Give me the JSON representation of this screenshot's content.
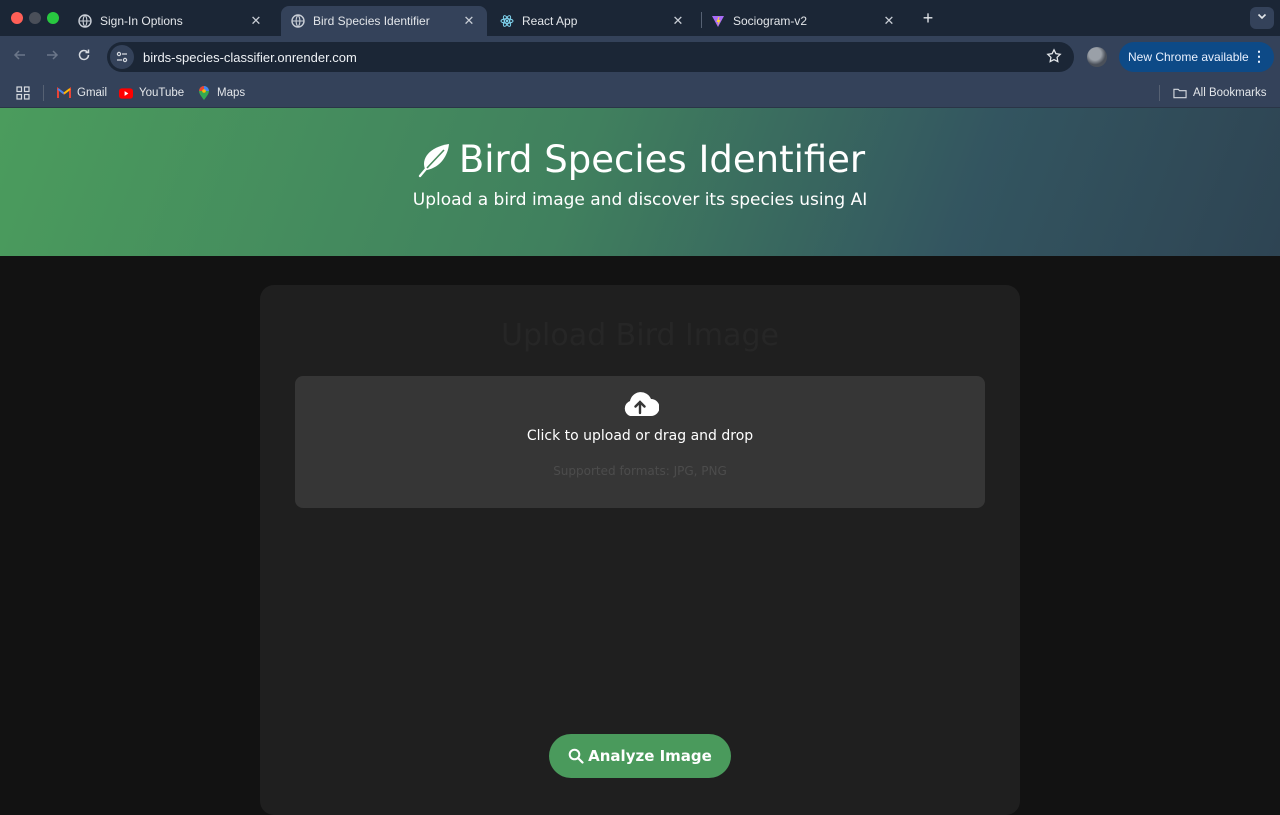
{
  "browser": {
    "tabs": [
      {
        "title": "Sign-In Options",
        "icon": "globe-icon",
        "active": false
      },
      {
        "title": "Bird Species Identifier",
        "icon": "globe-icon",
        "active": true
      },
      {
        "title": "React App",
        "icon": "react-icon",
        "active": false
      },
      {
        "title": "Sociogram-v2",
        "icon": "vite-icon",
        "active": false
      }
    ],
    "close_glyph": "✕",
    "new_tab_glyph": "+",
    "url": "birds-species-classifier.onrender.com",
    "update_label": "New Chrome available",
    "menu_glyph": "⋮",
    "bookmarks": [
      {
        "label": "Gmail",
        "icon": "gmail-icon"
      },
      {
        "label": "YouTube",
        "icon": "youtube-icon"
      },
      {
        "label": "Maps",
        "icon": "maps-icon"
      }
    ],
    "all_bookmarks_label": "All Bookmarks"
  },
  "page": {
    "title": "Bird Species Identifier",
    "subtitle": "Upload a bird image and discover its species using AI",
    "card_title": "Upload Bird Image",
    "dropzone": {
      "main_text": "Click to upload or drag and drop",
      "formats_text": "Supported formats: JPG, PNG"
    },
    "analyze_label": "Analyze Image"
  },
  "colors": {
    "accent_green": "#4a9a5c",
    "chrome_dark": "#1b2636",
    "chrome_mid": "#34425a",
    "update_blue": "#0d4a87"
  }
}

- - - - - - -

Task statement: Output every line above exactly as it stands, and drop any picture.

Completed task:
Give me the JSON representation of this screenshot's content.
{
  "browser": {
    "tabs": [
      {
        "title": "Sign-In Options",
        "icon": "globe-icon",
        "active": false
      },
      {
        "title": "Bird Species Identifier",
        "icon": "globe-icon",
        "active": true
      },
      {
        "title": "React App",
        "icon": "react-icon",
        "active": false
      },
      {
        "title": "Sociogram-v2",
        "icon": "vite-icon",
        "active": false
      }
    ],
    "close_glyph": "✕",
    "new_tab_glyph": "+",
    "url": "birds-species-classifier.onrender.com",
    "update_label": "New Chrome available",
    "menu_glyph": "⋮",
    "bookmarks": [
      {
        "label": "Gmail",
        "icon": "gmail-icon"
      },
      {
        "label": "YouTube",
        "icon": "youtube-icon"
      },
      {
        "label": "Maps",
        "icon": "maps-icon"
      }
    ],
    "all_bookmarks_label": "All Bookmarks"
  },
  "page": {
    "title": "Bird Species Identifier",
    "subtitle": "Upload a bird image and discover its species using AI",
    "card_title": "Upload Bird Image",
    "dropzone": {
      "main_text": "Click to upload or drag and drop",
      "formats_text": "Supported formats: JPG, PNG"
    },
    "analyze_label": "Analyze Image"
  },
  "colors": {
    "accent_green": "#4a9a5c",
    "chrome_dark": "#1b2636",
    "chrome_mid": "#34425a",
    "update_blue": "#0d4a87"
  }
}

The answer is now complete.